Crisis Text Line
Text HOME to 741741 from anywhere in the U.S. at any time to get immediate assistance. A live, trained Crisis Counselor will respond from the online platform. The website also has advice on dealing with the coronavirus, anxiety, stress, depression, and loneliness.

UnLonely Project
The UnLonely Project has information for people in crisis including where to get support along with everyday resources that will help you handle loneliness, fill your time, and learn new things.

Mental Health Resources for POC Struggling Right Now
Through HYPEBAE, you can access a number of mental health organizations and resources serving the Black community, as well as the wider POC community.

25 Mental Health Apps
PSYCOM’s list of free or reasonably priced mental health apps offer resources that make therapeutic techniques accessible and affordable, especially for those who don’t have health insurance coverage.

Employment Law Protections

Federal Laws

The Americans with Disabilities Act (ADA) provides protection for workers with health conditions. If you have a mental health condition, you are protected against discrimination and harassment at work because of your condition, you have workplace privacy rights, and you may have a legal right to secure reasonable accommodations that can help you perform and keep your job.

The Family and Medical Leave Act (FMLA) provides leave for qualified workers. Anxiety, PTSD, major depression, stress, or another mental health event may qualify as a serious health condition under the FMLA.

State Laws
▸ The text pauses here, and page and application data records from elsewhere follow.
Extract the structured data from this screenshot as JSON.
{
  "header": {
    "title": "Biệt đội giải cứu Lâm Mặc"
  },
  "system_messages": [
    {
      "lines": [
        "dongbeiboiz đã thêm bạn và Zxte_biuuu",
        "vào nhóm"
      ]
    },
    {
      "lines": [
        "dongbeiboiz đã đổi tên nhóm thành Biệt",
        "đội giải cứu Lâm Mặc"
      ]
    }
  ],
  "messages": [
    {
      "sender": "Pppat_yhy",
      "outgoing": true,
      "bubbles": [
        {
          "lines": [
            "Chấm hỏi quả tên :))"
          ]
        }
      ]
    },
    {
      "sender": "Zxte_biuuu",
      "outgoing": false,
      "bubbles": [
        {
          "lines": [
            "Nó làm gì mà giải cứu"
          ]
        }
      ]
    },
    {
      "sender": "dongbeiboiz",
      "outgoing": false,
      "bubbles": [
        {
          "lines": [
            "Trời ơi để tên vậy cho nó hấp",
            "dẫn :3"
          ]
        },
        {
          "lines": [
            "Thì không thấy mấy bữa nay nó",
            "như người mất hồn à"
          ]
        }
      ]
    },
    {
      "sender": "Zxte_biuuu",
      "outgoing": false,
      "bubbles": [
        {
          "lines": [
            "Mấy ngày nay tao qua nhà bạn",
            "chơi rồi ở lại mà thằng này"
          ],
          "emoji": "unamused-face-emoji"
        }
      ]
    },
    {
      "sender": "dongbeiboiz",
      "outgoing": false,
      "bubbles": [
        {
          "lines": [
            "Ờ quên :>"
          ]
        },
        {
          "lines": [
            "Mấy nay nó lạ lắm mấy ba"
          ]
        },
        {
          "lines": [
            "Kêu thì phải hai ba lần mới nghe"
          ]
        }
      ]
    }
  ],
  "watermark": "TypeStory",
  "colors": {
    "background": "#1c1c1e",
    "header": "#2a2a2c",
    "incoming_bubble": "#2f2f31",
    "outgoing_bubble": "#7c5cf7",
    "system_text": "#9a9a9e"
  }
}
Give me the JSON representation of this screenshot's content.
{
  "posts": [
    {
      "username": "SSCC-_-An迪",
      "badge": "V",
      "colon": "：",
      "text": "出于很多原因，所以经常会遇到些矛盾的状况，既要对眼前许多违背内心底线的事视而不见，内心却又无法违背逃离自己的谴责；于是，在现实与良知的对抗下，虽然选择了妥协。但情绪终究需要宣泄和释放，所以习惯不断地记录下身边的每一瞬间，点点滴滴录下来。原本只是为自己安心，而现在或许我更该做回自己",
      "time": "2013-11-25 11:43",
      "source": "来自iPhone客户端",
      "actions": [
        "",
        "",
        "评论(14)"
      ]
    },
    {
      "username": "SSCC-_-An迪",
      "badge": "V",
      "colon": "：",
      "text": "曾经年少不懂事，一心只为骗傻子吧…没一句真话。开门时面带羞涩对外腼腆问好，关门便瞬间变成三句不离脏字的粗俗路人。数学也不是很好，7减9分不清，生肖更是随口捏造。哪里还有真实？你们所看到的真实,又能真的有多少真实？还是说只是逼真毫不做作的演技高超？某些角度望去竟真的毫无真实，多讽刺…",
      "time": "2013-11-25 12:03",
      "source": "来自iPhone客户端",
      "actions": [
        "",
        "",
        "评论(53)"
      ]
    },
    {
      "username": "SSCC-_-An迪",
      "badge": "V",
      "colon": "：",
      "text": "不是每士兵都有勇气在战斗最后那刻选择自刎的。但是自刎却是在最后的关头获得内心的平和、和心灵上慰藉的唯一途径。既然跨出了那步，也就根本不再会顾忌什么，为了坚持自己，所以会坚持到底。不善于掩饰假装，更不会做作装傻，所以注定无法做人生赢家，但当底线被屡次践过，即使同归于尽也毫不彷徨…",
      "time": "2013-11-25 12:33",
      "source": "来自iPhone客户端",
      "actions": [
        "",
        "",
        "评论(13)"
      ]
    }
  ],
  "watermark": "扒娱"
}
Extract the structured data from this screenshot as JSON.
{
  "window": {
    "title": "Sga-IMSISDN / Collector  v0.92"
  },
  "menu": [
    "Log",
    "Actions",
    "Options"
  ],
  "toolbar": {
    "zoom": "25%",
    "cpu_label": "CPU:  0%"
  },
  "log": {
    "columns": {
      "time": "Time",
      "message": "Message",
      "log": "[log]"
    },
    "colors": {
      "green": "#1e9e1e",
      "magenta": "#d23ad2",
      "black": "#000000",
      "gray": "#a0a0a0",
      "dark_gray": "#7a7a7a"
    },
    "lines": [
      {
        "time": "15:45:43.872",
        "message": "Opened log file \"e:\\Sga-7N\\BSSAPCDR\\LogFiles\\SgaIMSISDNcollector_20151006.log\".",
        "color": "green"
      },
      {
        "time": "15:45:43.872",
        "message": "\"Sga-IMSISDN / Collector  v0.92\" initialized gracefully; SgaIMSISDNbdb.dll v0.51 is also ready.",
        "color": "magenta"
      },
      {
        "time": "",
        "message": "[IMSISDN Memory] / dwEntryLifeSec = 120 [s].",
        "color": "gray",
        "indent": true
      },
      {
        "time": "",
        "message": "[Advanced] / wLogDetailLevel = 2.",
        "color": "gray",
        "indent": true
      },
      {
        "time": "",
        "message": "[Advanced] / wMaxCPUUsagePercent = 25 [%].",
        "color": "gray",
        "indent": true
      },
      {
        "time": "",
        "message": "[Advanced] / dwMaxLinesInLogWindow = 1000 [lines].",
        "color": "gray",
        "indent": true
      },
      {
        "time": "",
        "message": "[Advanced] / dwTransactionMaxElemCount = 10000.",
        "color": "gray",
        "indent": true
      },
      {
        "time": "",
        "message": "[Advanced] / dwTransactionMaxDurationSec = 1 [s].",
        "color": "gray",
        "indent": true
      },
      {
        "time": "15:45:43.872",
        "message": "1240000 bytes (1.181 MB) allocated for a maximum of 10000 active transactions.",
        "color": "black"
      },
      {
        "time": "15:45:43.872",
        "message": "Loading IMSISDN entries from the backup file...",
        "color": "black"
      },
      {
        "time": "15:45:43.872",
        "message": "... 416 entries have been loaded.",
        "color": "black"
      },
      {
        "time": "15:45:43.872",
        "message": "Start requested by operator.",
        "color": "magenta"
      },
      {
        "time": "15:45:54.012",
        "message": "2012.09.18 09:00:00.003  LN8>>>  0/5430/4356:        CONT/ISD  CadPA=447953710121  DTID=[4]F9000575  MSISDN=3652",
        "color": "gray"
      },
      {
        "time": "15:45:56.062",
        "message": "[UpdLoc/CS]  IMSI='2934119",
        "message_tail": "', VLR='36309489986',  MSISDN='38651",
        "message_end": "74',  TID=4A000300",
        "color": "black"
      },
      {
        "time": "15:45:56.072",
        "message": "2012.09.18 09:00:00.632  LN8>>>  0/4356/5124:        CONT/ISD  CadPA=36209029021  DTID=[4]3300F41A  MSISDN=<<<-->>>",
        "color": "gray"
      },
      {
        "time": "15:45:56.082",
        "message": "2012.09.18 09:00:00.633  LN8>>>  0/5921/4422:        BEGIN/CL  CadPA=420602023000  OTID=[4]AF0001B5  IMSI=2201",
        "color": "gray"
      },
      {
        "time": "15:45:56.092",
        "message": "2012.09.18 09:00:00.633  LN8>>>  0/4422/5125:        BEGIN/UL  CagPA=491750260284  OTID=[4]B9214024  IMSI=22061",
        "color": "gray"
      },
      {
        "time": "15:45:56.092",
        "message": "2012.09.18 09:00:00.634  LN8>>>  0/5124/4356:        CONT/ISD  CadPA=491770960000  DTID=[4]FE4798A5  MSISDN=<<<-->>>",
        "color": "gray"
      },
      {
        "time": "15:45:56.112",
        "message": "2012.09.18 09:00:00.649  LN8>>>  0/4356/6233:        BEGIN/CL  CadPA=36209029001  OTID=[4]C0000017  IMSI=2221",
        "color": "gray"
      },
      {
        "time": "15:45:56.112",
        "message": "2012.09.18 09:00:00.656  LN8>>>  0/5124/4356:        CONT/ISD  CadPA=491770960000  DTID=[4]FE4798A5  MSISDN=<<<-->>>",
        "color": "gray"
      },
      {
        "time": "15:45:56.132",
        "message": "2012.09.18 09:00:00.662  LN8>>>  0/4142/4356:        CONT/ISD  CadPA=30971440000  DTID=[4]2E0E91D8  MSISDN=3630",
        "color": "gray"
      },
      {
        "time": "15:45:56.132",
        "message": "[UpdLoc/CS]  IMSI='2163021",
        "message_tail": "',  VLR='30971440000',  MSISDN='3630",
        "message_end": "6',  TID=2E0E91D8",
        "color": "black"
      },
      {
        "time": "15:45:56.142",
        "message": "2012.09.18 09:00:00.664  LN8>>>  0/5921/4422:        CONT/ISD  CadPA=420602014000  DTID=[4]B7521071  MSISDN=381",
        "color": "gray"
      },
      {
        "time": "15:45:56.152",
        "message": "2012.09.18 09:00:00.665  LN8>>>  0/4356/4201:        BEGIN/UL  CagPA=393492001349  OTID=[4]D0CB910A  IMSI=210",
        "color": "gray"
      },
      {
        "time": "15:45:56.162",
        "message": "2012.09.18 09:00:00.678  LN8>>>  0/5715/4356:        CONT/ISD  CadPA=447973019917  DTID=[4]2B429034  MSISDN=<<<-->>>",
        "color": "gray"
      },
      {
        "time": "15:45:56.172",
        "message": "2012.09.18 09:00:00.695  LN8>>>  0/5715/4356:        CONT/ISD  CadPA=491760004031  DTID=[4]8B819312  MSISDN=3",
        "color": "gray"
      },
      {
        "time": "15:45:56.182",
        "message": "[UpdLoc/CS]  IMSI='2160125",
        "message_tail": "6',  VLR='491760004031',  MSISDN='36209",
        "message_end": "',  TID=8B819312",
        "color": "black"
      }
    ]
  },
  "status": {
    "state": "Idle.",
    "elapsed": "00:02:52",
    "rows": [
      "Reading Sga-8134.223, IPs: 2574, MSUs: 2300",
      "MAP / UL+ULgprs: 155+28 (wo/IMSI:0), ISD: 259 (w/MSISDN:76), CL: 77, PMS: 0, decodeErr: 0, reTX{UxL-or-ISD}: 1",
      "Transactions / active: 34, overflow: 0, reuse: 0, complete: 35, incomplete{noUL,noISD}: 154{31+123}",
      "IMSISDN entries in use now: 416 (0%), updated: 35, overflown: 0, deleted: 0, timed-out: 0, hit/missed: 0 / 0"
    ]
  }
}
All states and Washington, D.C. have legislation that provides mental health services, insurance, or benefits. Coverage varies by location, so check with your employer or state department of labor for information on benefits in your state.

Bottom Line

Know That You’re Not Alone. The majority of Americans identify work as a significant source of stress and could use more support.

Don’t Wait. If you need mental health services, don’t hesitate to ask for help. There are resources available to provide assistance.

Be Aware of Available Resources. Most company-provided health insurance covers mental health, and some employers also offer wellness programs. Check out the free resources available if you don’t have employer coverage.

Know Your Rights. Employees with health conditions have legal protection under the ADA and FMLA. 

Article Sources

  1.  Unum. "Unum Highlights New Mental Health Research as U.S. Workers Face Challenges During Pandemic." Accessed June 10, 2020.

  2. American Psychological Association. "Stress in America Report 2019." Page 6. Accessed June 10, 2020.

  3. Harvard Business Review. "Research: People Want Their Employers to Talk About Mental Health." Accessed June 10, 2020.

  4. Unum. "Unum Highlights New Mental Health Research as U.S. Workers Face Challenges During Pandemic." Accessed June 10, 2020.

  5. International Foundation of Employee Benefit Plans. "Workplace Wellness Trends 2019 Survey Report." Accessed June 10, 2020.

  6. SHRM. "Employers Enhance Emotional and Mental Health Benefits for 2020." Accessed June 10, 2020.

  7. EEOC. "Depression, PTSD, & Other Mental Health Conditions in the Workplace: Your Legal Rights." Accessed June 10, 2020.

  8. SHRM. "Keys to FMLA, ADA Compliance for Mental Health Are Communication, Flexibility." Accessed June 10, 2020.